Dataset rows for apps and sites:
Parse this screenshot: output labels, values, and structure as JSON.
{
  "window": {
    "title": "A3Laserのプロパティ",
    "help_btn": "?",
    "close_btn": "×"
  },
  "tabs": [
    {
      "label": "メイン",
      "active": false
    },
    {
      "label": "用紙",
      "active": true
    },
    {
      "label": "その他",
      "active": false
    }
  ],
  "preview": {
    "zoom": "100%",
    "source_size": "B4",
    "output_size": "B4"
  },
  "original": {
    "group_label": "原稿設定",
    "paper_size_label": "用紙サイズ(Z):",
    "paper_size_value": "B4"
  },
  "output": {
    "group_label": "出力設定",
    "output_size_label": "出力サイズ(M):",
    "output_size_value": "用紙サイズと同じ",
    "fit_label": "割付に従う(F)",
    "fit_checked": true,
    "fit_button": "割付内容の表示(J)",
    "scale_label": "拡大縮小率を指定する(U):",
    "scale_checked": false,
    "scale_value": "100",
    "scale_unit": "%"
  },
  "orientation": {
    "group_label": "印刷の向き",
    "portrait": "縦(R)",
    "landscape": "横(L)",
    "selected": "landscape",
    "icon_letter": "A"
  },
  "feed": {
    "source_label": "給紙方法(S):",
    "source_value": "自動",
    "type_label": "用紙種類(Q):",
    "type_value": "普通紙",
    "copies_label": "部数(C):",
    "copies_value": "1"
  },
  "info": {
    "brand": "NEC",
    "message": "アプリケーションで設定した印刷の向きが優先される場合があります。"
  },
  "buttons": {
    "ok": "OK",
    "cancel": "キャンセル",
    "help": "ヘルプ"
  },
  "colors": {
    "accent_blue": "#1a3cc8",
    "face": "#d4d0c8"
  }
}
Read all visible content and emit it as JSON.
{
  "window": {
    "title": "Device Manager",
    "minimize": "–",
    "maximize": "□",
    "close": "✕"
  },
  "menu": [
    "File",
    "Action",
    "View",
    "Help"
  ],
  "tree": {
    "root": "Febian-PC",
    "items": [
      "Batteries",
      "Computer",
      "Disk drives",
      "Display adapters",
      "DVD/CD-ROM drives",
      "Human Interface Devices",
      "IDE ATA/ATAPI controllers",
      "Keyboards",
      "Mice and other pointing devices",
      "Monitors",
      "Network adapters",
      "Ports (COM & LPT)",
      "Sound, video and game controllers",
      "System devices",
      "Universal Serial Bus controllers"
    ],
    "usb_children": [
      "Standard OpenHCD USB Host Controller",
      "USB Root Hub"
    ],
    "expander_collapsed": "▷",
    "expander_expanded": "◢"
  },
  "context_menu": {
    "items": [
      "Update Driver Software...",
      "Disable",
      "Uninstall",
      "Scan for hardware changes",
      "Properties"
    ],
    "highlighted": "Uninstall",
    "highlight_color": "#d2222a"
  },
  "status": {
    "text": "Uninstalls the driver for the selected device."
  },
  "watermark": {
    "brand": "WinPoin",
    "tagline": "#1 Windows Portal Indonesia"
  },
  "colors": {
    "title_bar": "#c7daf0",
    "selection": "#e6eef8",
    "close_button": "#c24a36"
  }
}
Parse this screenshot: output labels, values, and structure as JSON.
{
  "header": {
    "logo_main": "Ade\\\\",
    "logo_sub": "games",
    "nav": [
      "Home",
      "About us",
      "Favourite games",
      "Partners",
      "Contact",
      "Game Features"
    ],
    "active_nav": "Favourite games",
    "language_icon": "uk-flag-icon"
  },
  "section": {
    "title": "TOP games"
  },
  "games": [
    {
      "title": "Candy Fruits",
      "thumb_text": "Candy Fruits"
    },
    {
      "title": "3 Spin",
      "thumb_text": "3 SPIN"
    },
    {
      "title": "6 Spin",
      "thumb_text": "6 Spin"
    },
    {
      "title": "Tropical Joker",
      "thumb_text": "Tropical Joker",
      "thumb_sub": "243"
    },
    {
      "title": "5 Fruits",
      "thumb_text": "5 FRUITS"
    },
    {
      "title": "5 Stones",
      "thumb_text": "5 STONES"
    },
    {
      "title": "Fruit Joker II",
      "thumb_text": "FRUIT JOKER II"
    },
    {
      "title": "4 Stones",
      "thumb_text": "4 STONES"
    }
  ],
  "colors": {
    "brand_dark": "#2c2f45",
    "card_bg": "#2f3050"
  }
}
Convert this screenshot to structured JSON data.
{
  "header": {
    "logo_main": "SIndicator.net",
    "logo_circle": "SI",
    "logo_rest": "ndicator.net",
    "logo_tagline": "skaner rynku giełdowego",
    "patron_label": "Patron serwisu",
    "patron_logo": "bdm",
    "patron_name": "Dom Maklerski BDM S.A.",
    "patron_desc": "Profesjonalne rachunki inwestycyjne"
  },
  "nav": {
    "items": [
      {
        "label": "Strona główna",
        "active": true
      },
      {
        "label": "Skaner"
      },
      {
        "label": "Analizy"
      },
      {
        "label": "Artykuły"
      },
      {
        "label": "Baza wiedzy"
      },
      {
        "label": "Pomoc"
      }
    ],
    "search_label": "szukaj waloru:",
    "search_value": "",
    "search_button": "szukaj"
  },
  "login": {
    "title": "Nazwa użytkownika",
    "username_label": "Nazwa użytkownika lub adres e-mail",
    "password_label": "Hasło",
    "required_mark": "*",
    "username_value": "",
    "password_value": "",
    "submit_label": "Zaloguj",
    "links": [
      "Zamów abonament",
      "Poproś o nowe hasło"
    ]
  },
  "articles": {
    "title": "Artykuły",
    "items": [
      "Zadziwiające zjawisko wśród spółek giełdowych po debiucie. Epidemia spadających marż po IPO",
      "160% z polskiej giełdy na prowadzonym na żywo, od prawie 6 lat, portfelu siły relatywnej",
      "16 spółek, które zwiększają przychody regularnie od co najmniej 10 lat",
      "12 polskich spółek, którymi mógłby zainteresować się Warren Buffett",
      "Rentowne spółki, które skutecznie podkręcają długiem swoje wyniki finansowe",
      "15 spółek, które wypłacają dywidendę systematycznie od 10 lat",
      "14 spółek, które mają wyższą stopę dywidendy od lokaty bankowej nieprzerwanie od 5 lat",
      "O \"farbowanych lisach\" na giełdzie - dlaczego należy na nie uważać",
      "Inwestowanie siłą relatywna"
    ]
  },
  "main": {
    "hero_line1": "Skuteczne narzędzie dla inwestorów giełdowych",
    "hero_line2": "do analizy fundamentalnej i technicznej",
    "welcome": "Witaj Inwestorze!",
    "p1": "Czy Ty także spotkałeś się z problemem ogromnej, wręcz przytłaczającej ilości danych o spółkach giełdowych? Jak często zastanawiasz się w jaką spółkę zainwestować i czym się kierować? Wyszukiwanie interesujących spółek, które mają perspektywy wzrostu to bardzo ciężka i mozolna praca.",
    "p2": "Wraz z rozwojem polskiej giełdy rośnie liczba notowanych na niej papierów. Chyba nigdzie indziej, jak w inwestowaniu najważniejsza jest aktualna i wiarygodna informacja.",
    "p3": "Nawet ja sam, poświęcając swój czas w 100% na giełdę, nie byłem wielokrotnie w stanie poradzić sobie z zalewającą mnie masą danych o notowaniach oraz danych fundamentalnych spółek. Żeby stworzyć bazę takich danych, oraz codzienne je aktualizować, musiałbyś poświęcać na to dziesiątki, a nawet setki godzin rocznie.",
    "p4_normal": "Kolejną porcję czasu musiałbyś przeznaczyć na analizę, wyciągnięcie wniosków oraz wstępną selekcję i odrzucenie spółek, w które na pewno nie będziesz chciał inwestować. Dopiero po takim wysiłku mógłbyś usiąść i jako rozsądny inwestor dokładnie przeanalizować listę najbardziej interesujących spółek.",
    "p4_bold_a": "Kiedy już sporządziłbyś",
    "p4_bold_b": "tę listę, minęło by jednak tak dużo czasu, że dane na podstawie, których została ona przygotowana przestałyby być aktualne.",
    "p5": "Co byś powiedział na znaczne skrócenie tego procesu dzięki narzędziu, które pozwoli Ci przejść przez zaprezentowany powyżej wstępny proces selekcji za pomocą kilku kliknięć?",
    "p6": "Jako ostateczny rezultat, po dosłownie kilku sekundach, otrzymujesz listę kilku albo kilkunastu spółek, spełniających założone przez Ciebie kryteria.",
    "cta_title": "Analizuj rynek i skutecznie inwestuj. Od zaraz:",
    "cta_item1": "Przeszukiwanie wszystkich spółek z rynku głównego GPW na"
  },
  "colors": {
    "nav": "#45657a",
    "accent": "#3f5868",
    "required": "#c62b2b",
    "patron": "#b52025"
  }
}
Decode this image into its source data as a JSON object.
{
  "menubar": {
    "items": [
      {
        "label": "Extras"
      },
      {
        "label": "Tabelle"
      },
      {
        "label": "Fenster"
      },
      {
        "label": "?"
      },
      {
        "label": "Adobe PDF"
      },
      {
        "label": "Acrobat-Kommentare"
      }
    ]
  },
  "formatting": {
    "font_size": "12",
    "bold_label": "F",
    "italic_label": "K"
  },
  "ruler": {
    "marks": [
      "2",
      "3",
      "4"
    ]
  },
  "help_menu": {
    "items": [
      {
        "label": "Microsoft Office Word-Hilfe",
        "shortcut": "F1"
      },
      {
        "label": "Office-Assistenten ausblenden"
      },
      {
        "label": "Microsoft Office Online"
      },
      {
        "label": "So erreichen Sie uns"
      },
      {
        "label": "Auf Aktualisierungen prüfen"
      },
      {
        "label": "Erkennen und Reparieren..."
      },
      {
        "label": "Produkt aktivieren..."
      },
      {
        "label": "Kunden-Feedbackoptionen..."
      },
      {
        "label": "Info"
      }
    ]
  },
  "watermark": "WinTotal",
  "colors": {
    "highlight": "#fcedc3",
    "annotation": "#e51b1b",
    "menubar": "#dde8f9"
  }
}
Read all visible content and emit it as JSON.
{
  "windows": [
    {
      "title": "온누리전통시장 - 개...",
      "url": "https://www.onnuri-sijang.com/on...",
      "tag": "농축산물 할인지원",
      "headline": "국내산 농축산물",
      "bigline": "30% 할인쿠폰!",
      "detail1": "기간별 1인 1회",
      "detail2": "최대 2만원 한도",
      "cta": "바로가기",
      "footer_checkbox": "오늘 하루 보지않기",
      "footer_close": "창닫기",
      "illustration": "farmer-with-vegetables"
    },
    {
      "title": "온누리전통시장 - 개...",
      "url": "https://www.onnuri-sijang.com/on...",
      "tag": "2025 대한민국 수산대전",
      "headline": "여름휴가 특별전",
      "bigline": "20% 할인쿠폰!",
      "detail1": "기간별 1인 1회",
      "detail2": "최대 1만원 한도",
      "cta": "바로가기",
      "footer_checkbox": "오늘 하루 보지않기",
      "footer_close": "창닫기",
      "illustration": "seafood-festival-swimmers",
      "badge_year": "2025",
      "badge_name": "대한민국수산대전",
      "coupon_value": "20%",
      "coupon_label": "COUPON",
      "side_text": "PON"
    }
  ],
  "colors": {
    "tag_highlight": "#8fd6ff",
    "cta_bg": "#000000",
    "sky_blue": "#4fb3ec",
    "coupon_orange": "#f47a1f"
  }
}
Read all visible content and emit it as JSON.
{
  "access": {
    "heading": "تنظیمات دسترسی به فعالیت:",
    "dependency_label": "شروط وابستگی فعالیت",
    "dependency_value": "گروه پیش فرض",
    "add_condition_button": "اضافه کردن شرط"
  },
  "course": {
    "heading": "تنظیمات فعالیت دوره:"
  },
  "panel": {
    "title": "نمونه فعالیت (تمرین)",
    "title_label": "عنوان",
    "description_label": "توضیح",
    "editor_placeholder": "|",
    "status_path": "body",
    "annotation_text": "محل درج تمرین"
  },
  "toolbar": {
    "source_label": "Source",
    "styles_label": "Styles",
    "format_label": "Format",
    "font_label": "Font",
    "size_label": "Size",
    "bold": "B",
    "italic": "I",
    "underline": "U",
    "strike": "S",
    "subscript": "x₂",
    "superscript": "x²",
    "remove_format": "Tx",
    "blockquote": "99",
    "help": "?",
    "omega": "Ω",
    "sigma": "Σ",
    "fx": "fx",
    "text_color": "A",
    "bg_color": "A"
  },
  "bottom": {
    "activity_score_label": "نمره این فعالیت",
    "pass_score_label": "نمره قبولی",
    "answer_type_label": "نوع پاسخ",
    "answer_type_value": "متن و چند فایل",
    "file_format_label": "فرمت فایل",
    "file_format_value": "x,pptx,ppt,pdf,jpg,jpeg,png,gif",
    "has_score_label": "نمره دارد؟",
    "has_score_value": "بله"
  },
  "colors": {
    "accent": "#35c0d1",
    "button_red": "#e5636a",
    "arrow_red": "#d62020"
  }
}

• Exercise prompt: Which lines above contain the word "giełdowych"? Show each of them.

• Your solution:
      "Zadziwiające zjawisko wśród spółek giełdowych po debiucie. Epidemia spadających marż po IPO",
    "hero_line1": "Skuteczne narzędzie dla inwestorów giełdowych",
    "p1": "Czy Ty także spotkałeś się z problemem ogromnej, wręcz przytłaczającej ilości danych o spółkach giełdowych? Jak często zastanawiasz się w jaką spółkę zainwestować i czym się kierować? Wyszukiwanie interesujących spółek, które mają perspektywy wzrostu to bardzo ciężka i mozolna praca.",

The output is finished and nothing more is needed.